## [Prompt]
Pull out every line of the listing below where "this" appears.

## [Records shown]
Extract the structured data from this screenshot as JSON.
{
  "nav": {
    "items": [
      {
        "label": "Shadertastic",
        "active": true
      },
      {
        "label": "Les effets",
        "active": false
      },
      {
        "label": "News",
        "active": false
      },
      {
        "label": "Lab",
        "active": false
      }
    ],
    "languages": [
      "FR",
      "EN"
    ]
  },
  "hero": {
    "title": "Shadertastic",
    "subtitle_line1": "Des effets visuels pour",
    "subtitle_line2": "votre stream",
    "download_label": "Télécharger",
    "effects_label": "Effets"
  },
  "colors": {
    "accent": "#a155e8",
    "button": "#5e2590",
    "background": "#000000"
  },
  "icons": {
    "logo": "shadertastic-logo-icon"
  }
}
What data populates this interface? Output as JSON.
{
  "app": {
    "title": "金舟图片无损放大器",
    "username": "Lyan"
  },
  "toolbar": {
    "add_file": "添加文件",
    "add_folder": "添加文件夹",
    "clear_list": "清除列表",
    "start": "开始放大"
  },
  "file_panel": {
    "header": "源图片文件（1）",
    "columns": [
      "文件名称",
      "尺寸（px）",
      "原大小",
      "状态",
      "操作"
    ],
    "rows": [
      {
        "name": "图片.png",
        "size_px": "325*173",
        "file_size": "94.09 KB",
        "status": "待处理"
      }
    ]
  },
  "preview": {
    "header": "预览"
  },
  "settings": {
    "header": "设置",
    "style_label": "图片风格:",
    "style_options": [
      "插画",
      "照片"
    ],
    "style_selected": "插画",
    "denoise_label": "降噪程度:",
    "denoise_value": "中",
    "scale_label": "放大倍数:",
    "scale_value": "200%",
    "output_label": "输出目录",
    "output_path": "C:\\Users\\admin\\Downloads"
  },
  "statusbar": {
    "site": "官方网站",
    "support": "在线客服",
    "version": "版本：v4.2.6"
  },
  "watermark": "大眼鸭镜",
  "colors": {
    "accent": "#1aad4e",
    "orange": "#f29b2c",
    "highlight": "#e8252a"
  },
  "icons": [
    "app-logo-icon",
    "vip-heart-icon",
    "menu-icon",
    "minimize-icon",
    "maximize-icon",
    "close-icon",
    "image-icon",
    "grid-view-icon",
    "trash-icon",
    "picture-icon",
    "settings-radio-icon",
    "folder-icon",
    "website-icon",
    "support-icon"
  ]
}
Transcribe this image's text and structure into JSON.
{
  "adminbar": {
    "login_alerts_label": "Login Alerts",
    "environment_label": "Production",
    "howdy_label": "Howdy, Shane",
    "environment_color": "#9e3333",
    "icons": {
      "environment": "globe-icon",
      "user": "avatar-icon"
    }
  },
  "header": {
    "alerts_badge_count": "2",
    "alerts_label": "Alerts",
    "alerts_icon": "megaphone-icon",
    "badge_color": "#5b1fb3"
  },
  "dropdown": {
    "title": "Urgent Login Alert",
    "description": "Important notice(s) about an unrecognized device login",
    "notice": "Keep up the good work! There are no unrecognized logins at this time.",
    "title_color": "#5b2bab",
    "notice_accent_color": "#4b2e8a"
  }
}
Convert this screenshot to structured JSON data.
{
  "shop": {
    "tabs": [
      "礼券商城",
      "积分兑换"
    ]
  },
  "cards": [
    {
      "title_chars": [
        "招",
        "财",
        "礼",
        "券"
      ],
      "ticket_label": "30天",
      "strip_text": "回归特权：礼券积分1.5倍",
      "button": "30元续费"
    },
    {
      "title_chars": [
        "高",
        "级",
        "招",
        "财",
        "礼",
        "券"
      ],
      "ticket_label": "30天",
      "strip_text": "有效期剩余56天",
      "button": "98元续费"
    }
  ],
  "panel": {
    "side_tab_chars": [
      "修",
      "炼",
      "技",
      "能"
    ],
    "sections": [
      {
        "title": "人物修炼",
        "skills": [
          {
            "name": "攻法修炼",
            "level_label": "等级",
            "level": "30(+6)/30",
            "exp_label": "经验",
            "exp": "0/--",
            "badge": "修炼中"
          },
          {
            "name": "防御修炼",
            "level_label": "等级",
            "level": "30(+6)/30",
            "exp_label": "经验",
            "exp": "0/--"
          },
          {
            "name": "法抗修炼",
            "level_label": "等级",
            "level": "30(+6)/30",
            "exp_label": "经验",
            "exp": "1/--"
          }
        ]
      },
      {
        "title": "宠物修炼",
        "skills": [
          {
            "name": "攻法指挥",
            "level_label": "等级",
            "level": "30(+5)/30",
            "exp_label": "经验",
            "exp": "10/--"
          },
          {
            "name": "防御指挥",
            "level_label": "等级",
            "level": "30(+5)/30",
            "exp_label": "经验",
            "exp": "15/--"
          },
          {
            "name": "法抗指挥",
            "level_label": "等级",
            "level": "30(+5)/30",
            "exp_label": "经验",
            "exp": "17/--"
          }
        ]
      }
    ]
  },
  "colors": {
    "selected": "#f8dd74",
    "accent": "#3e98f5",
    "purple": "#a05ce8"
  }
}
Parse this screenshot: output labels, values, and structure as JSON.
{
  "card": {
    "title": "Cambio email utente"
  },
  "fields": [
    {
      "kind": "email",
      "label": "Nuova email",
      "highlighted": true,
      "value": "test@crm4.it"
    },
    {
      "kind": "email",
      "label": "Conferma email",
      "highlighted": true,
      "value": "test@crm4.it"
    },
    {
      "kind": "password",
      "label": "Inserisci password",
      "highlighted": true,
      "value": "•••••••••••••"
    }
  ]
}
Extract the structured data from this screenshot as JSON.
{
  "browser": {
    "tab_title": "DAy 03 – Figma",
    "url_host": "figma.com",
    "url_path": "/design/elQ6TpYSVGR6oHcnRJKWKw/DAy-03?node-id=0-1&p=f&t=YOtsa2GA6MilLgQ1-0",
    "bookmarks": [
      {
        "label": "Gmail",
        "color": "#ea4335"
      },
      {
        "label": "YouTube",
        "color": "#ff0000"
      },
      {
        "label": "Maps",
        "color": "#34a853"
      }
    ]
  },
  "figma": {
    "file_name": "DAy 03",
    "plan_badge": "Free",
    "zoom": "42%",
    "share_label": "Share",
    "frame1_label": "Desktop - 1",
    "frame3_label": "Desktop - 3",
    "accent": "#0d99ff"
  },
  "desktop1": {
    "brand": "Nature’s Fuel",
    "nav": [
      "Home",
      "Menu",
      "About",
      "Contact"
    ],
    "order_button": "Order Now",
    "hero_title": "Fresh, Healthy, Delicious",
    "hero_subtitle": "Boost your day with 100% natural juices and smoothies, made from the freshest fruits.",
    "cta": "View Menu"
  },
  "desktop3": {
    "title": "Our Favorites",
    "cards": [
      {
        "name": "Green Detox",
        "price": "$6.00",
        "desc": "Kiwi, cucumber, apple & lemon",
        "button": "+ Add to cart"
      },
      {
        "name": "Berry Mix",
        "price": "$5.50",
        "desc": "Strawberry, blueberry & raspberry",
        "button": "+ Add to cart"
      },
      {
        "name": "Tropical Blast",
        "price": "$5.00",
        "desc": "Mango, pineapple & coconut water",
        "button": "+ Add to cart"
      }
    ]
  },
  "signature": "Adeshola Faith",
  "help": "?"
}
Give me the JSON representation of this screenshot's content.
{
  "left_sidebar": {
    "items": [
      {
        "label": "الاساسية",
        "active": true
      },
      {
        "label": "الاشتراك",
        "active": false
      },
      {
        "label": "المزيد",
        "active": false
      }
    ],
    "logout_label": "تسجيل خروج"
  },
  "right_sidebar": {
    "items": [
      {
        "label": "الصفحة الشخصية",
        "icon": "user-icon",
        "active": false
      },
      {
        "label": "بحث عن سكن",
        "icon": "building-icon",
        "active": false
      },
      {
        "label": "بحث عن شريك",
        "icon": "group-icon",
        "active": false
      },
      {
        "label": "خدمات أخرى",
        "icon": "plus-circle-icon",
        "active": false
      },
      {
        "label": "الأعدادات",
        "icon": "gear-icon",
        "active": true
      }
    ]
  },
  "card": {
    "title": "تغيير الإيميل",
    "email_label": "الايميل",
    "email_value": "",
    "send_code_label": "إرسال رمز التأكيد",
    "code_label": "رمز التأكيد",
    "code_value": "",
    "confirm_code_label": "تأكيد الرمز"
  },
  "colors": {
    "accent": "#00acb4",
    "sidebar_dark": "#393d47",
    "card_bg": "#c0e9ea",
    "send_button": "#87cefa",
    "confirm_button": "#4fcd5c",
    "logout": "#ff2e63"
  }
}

## [Response]
Extract the structured data from this screenshot as JSON.
What data populates this interface? Output as JSON.
Transcribe this image's text and structure into JSON.
    "notice": "Keep up the good work! There are no unrecognized logins at this time.",
Convert this screenshot to structured JSON data.
Parse this screenshot: output labels, values, and structure as JSON.
Extract the structured data from this screenshot as JSON.
Give me the JSON representation of this screenshot's content.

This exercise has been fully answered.